Looking forward to some sun (or fog) in California! Myself and two group members, Sara Harrison and Qing Lu are off to present at the Association of American Geographers annual conference in San Francisco.
I’ve recently been successful with obtaining five years of funding from the Ontario Ministry of Research and Innovation’s Early Researcher Award (ERA). This generous funding will allow me to measure the value and impact of open data initiatives, assessing how open data is accessed, used, and exploited.
At long last, a team publication from the GEOIDE grant The Participatory Geoweb has been published in ACME journal.
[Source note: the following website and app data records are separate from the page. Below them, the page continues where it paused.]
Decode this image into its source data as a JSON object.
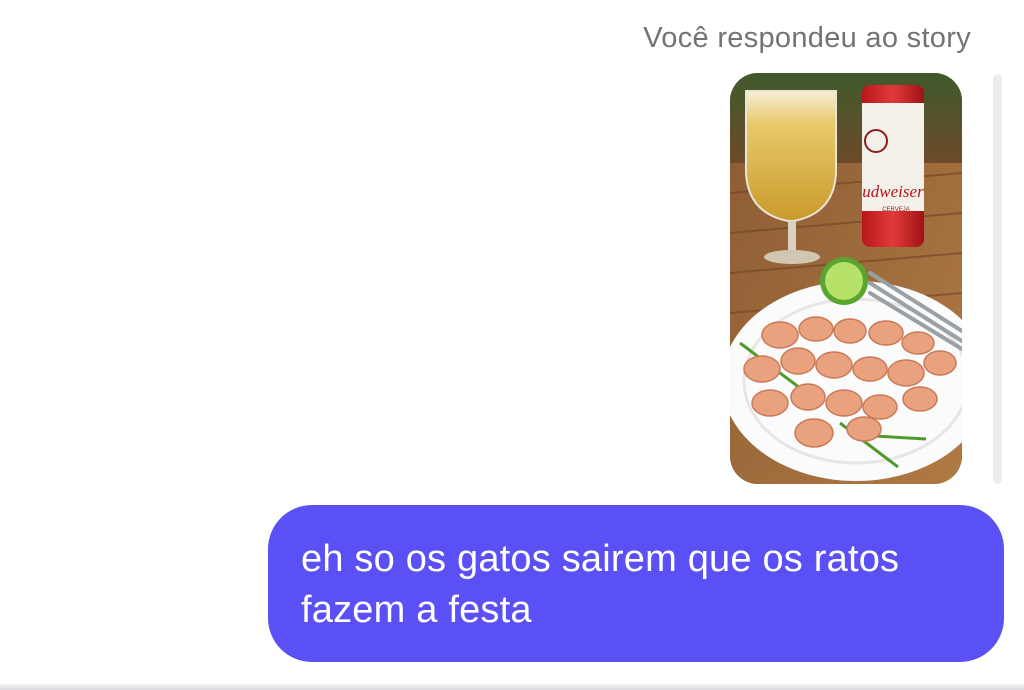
{
  "thread": {
    "reply_context_label": "Você respondeu ao story",
    "story_preview": {
      "icon": "story-photo",
      "can_label": "udweiser",
      "can_sublabel": "CERVEJA"
    },
    "message": {
      "text": "eh so os gatos sairem que os ratos fazem a festa"
    }
  },
  "colors": {
    "bubble": "#5b50f5",
    "meta_text": "#737373"
  }
}
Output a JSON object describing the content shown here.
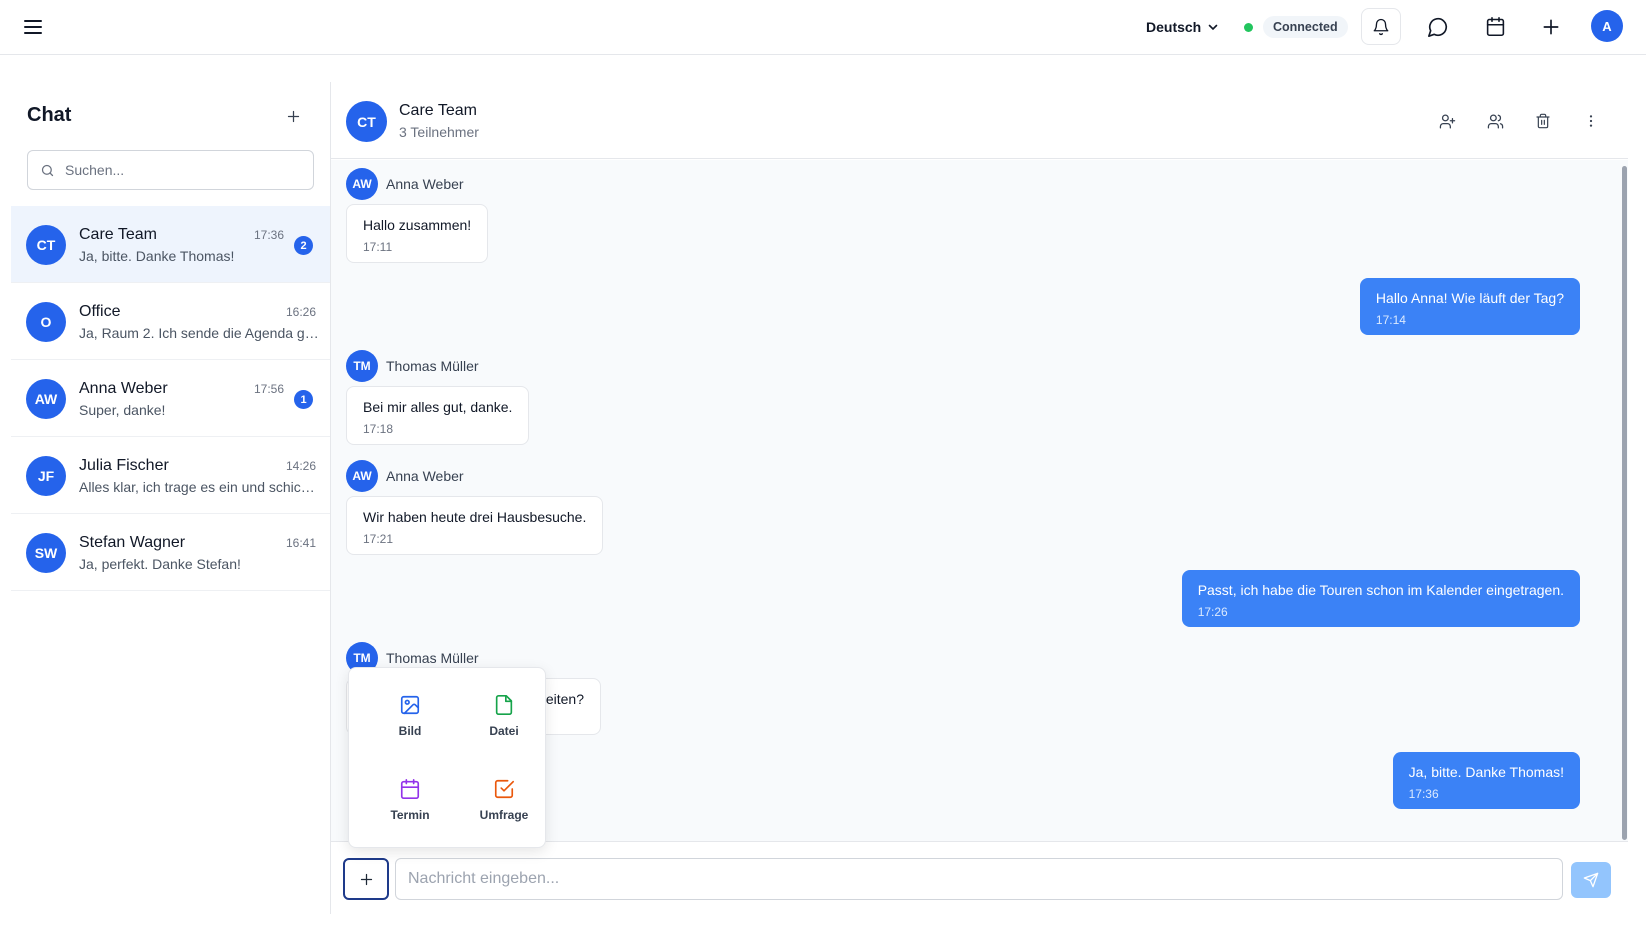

Recently I’ve been fortunate enough to be part of a team that has been awarded a SSHRC Partnership Grant for a 5-year study of “How the Geospatial Web 2.0 is reshaping government-citizen interactions”, also called Geothink. This is an unparalleled opportunity to make a long-term impact on emerging research themes of open data, citizen digital participation, and to trace the changing nature of geospatial data creation and use.
The relationship between Open Data and Open Government is one that fascinates me. I’m curious as to how Open Data – that is, data that is easily accessible with a minimum of restrictions governing use or reuse, can be used as a conversation or focus point to increase the involvement of citizens in government. If government data is being collected to support decision-making, shouldn’t that data be shared with citizens?